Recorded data
◆ ◆ ◆ ◆ ◆ ◆ ◆
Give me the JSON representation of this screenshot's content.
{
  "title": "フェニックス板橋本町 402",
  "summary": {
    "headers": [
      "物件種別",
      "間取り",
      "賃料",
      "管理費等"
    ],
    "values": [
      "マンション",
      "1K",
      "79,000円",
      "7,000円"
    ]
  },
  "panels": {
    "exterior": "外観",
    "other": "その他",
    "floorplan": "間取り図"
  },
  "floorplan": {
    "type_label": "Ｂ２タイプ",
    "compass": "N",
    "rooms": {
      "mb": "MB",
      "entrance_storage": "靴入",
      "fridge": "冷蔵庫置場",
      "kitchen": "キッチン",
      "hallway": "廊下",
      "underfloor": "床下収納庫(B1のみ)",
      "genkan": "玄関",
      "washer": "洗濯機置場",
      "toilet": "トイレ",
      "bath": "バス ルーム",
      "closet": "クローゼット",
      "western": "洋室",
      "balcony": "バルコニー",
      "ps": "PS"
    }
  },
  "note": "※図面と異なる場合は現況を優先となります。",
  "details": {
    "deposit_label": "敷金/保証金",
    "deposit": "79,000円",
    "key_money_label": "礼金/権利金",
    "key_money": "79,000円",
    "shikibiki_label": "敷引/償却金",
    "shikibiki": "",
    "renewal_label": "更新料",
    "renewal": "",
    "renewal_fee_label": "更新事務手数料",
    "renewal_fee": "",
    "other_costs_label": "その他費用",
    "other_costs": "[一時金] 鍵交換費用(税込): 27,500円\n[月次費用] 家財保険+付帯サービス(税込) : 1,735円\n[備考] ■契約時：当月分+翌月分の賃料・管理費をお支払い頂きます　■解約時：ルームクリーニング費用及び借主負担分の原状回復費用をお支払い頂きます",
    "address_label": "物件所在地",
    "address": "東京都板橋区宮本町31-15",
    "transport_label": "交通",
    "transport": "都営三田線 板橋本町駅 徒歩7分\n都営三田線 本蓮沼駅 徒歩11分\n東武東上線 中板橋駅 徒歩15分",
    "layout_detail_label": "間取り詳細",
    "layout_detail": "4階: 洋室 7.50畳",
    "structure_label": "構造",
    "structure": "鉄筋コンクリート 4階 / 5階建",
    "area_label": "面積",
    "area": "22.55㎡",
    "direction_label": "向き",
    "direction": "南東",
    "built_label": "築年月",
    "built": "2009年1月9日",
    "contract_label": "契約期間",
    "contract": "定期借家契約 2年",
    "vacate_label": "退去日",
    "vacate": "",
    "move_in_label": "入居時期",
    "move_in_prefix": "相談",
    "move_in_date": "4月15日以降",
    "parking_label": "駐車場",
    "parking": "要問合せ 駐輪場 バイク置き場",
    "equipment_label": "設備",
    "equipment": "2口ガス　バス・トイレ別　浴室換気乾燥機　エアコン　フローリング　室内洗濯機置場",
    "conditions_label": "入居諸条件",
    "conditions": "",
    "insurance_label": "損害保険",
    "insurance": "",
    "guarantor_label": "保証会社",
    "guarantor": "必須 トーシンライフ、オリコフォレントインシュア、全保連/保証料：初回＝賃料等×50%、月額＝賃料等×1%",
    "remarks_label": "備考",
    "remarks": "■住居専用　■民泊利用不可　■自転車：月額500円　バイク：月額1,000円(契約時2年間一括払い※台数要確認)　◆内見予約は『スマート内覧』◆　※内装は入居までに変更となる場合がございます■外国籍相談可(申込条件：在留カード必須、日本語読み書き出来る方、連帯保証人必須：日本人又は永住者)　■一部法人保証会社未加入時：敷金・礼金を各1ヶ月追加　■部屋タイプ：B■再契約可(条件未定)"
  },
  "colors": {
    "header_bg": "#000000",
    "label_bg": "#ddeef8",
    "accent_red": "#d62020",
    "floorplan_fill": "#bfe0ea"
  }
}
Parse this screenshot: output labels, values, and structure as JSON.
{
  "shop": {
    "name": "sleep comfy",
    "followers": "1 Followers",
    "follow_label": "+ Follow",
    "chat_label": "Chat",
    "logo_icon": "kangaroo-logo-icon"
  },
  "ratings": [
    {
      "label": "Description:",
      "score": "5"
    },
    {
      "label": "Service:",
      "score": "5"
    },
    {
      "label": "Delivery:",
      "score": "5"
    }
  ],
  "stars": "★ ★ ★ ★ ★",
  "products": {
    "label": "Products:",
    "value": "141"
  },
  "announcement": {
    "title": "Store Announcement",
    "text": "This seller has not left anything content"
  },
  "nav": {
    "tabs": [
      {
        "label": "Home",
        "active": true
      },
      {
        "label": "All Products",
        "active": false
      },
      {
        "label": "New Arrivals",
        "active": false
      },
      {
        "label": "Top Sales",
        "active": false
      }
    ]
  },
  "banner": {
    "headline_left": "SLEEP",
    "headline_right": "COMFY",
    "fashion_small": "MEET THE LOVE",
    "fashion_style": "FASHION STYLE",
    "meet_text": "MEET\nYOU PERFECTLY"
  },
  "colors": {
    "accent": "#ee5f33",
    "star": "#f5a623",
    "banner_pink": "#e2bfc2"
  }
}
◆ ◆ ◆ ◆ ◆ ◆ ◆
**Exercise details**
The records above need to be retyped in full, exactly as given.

**Answer section**
Give me the JSON representation of this screenshot's content.
{
  "title": "フェニックス板橋本町 402",
  "summary": {
    "headers": [
      "物件種別",
      "間取り",
      "賃料",
      "管理費等"
    ],
    "values": [
      "マンション",
      "1K",
      "79,000円",
      "7,000円"
    ]
  },
  "panels": {
    "exterior": "外観",
    "other": "その他",
    "floorplan": "間取り図"
  },
  "floorplan": {
    "type_label": "Ｂ２タイプ",
    "compass": "N",
    "rooms": {
      "mb": "MB",
      "entrance_storage": "靴入",
      "fridge": "冷蔵庫置場",
      "kitchen": "キッチン",
      "hallway": "廊下",
      "underfloor": "床下収納庫(B1のみ)",
      "genkan": "玄関",
      "washer": "洗濯機置場",
      "toilet": "トイレ",
      "bath": "バス ルーム",
      "closet": "クローゼット",
      "western": "洋室",
      "balcony": "バルコニー",
      "ps": "PS"
    }
  },
  "note": "※図面と異なる場合は現況を優先となります。",
  "details": {
    "deposit_label": "敷金/保証金",
    "deposit": "79,000円",
    "key_money_label": "礼金/権利金",
    "key_money": "79,000円",
    "shikibiki_label": "敷引/償却金",
    "shikibiki": "",
    "renewal_label": "更新料",
    "renewal": "",
    "renewal_fee_label": "更新事務手数料",
    "renewal_fee": "",
    "other_costs_label": "その他費用",
    "other_costs": "[一時金] 鍵交換費用(税込): 27,500円\n[月次費用] 家財保険+付帯サービス(税込) : 1,735円\n[備考] ■契約時：当月分+翌月分の賃料・管理費をお支払い頂きます　■解約時：ルームクリーニング費用及び借主負担分の原状回復費用をお支払い頂きます",
    "address_label": "物件所在地",
    "address": "東京都板橋区宮本町31-15",
    "transport_label": "交通",
    "transport": "都営三田線 板橋本町駅 徒歩7分\n都営三田線 本蓮沼駅 徒歩11分\n東武東上線 中板橋駅 徒歩15分",
    "layout_detail_label": "間取り詳細",
    "layout_detail": "4階: 洋室 7.50畳",
    "structure_label": "構造",
    "structure": "鉄筋コンクリート 4階 / 5階建",
    "area_label": "面積",
    "area": "22.55㎡",
    "direction_label": "向き",
    "direction": "南東",
    "built_label": "築年月",
    "built": "2009年1月9日",
    "contract_label": "契約期間",
    "contract": "定期借家契約 2年",
    "vacate_label": "退去日",
    "vacate": "",
    "move_in_label": "入居時期",
    "move_in_prefix": "相談",
    "move_in_date": "4月15日以降",
    "parking_label": "駐車場",
    "parking": "要問合せ 駐輪場 バイク置き場",
    "equipment_label": "設備",
    "equipment": "2口ガス　バス・トイレ別　浴室換気乾燥機　エアコン　フローリング　室内洗濯機置場",
    "conditions_label": "入居諸条件",
    "conditions": "",
    "insurance_label": "損害保険",
    "insurance": "",
    "guarantor_label": "保証会社",
    "guarantor": "必須 トーシンライフ、オリコフォレントインシュア、全保連/保証料：初回＝賃料等×50%、月額＝賃料等×1%",
    "remarks_label": "備考",
    "remarks": "■住居専用　■民泊利用不可　■自転車：月額500円　バイク：月額1,000円(契約時2年間一括払い※台数要確認)　◆内見予約は『スマート内覧』◆　※内装は入居までに変更となる場合がございます■外国籍相談可(申込条件：在留カード必須、日本語読み書き出来る方、連帯保証人必須：日本人又は永住者)　■一部法人保証会社未加入時：敷金・礼金を各1ヶ月追加　■部屋タイプ：B■再契約可(条件未定)"
  },
  "colors": {
    "header_bg": "#000000",
    "label_bg": "#ddeef8",
    "accent_red": "#d62020",
    "floorplan_fill": "#bfe0ea"
  }
}
Parse this screenshot: output labels, values, and structure as JSON.
{
  "shop": {
    "name": "sleep comfy",
    "followers": "1 Followers",
    "follow_label": "+ Follow",
    "chat_label": "Chat",
    "logo_icon": "kangaroo-logo-icon"
  },
  "ratings": [
    {
      "label": "Description:",
      "score": "5"
    },
    {
      "label": "Service:",
      "score": "5"
    },
    {
      "label": "Delivery:",
      "score": "5"
    }
  ],
  "stars": "★ ★ ★ ★ ★",
  "products": {
    "label": "Products:",
    "value": "141"
  },
  "announcement": {
    "title": "Store Announcement",
    "text": "This seller has not left anything content"
  },
  "nav": {
    "tabs": [
      {
        "label": "Home",
        "active": true
      },
      {
        "label": "All Products",
        "active": false
      },
      {
        "label": "New Arrivals",
        "active": false
      },
      {
        "label": "Top Sales",
        "active": false
      }
    ]
  },
  "banner": {
    "headline_left": "SLEEP",
    "headline_right": "COMFY",
    "fashion_small": "MEET THE LOVE",
    "fashion_style": "FASHION STYLE",
    "meet_text": "MEET\nYOU PERFECTLY"
  },
  "colors": {
    "accent": "#ee5f33",
    "star": "#f5a623",
    "banner_pink": "#e2bfc2"
  }
}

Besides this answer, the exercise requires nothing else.